**Instructions to follow**
Search the data for "title". Return each matching line.

Website and app data records
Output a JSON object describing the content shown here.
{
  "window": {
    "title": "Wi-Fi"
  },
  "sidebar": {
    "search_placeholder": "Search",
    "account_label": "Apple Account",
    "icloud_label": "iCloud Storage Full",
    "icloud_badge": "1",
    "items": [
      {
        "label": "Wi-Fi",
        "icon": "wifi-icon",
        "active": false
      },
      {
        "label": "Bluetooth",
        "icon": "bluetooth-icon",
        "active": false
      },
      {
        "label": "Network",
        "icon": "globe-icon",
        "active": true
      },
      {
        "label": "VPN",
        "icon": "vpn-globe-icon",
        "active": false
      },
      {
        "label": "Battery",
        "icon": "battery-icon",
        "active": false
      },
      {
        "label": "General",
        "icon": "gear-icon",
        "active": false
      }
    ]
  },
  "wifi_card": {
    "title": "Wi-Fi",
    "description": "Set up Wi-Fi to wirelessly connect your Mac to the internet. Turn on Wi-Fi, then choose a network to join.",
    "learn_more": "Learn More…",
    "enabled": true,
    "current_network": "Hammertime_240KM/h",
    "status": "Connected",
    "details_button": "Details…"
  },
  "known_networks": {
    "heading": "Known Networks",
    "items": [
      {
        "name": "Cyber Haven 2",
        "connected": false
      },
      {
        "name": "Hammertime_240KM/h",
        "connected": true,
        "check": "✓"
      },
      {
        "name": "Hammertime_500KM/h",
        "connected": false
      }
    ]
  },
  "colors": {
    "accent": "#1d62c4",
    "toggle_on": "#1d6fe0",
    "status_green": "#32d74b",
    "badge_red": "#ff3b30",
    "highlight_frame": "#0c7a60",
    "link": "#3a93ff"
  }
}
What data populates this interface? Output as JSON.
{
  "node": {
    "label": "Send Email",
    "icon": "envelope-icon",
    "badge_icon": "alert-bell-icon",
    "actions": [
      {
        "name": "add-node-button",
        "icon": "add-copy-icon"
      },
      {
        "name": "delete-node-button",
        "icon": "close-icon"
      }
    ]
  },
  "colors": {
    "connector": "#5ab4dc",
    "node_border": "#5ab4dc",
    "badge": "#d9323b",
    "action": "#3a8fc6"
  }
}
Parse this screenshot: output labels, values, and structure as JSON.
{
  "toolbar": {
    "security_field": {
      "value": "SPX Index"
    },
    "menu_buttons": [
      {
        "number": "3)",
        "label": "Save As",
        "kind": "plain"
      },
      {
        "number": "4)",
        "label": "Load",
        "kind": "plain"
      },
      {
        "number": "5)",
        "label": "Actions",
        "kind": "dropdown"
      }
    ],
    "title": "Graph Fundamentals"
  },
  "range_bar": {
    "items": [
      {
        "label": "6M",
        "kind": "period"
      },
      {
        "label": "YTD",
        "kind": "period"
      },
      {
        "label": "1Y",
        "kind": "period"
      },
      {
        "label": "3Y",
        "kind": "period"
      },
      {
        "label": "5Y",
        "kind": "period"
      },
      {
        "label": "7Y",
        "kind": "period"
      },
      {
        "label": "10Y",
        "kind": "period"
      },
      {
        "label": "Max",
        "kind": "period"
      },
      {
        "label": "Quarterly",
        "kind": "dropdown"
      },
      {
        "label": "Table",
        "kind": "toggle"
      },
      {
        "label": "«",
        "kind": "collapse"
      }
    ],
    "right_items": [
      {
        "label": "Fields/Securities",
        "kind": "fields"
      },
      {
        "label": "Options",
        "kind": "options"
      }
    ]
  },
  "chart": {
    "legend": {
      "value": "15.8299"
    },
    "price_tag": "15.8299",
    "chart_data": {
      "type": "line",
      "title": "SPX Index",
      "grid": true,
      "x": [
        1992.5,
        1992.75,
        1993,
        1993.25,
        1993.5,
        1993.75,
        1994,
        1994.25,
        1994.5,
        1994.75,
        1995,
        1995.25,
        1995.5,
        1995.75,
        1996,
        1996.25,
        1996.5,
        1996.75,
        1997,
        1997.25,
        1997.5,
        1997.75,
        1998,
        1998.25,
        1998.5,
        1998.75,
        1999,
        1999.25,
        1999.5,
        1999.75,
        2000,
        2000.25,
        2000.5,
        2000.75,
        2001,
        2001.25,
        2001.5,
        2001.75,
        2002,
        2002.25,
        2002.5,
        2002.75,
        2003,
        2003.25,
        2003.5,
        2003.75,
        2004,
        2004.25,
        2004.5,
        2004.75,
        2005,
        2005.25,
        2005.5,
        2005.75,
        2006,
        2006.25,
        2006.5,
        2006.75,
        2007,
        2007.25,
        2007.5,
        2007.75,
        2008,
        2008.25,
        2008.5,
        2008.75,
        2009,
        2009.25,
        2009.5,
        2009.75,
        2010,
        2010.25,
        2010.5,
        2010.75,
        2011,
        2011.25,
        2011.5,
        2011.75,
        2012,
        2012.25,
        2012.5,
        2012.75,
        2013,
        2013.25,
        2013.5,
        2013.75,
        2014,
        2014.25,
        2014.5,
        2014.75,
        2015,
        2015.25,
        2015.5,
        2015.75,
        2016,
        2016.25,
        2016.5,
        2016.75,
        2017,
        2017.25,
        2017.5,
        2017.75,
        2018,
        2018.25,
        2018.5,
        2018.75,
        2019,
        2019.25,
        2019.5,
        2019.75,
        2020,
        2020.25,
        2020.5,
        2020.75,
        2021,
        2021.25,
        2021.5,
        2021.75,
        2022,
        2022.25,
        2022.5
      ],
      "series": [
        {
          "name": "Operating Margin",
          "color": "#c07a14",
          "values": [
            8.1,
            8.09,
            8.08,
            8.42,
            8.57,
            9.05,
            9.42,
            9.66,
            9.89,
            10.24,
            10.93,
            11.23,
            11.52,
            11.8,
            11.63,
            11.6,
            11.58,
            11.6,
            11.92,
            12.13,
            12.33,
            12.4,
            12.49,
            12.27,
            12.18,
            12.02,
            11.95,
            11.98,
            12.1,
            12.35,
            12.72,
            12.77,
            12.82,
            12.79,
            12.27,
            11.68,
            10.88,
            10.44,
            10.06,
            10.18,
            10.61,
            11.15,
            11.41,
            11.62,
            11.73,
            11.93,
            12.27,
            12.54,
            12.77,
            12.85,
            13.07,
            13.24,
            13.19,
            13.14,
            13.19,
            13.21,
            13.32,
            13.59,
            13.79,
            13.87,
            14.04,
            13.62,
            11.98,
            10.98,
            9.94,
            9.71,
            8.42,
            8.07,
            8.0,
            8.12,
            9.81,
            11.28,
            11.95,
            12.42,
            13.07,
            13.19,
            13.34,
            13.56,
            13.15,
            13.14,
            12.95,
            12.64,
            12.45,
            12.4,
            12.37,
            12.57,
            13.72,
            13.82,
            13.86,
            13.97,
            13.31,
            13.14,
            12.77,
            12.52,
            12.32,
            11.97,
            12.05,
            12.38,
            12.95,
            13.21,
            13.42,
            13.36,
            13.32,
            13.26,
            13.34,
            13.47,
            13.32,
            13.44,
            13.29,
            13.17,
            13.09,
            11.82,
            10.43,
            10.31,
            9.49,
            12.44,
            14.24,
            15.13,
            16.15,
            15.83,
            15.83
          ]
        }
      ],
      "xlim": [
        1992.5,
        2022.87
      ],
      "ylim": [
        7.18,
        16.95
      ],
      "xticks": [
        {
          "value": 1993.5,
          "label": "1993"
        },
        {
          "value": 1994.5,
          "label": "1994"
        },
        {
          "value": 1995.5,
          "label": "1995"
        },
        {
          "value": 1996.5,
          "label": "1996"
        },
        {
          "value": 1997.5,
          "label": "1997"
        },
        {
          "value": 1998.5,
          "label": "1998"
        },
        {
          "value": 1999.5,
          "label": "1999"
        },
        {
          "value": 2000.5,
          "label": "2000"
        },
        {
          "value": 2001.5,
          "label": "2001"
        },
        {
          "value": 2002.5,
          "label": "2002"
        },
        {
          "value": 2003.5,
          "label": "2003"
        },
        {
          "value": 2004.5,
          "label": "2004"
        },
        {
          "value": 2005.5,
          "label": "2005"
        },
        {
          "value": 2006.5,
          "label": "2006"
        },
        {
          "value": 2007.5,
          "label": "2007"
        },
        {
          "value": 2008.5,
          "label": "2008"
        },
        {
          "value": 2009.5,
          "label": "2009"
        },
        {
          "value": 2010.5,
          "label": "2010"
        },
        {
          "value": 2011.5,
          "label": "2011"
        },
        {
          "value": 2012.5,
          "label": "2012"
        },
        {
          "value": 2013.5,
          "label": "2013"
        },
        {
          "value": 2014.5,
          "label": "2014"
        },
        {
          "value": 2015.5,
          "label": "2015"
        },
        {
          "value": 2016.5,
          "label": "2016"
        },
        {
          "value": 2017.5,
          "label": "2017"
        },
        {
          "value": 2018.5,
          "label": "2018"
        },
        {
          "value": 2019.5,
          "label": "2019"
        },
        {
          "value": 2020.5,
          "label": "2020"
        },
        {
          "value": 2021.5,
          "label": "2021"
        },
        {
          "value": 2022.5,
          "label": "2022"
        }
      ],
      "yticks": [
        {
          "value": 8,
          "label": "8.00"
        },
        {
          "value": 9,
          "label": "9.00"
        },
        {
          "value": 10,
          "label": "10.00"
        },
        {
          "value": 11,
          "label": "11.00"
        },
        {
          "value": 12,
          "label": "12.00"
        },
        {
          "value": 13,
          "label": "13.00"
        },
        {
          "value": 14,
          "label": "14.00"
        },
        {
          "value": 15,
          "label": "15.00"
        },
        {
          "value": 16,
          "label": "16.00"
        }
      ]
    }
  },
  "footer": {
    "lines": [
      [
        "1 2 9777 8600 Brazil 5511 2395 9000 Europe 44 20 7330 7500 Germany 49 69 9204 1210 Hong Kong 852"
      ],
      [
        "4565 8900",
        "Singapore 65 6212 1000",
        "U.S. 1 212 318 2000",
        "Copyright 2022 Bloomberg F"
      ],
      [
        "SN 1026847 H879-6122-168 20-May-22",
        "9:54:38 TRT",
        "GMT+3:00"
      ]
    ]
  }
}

**Answer box**
    "title": "Wi-Fi"
    "title": "Wi-Fi",
    "title": "Graph Fundamentals"
      "title": "SPX Index",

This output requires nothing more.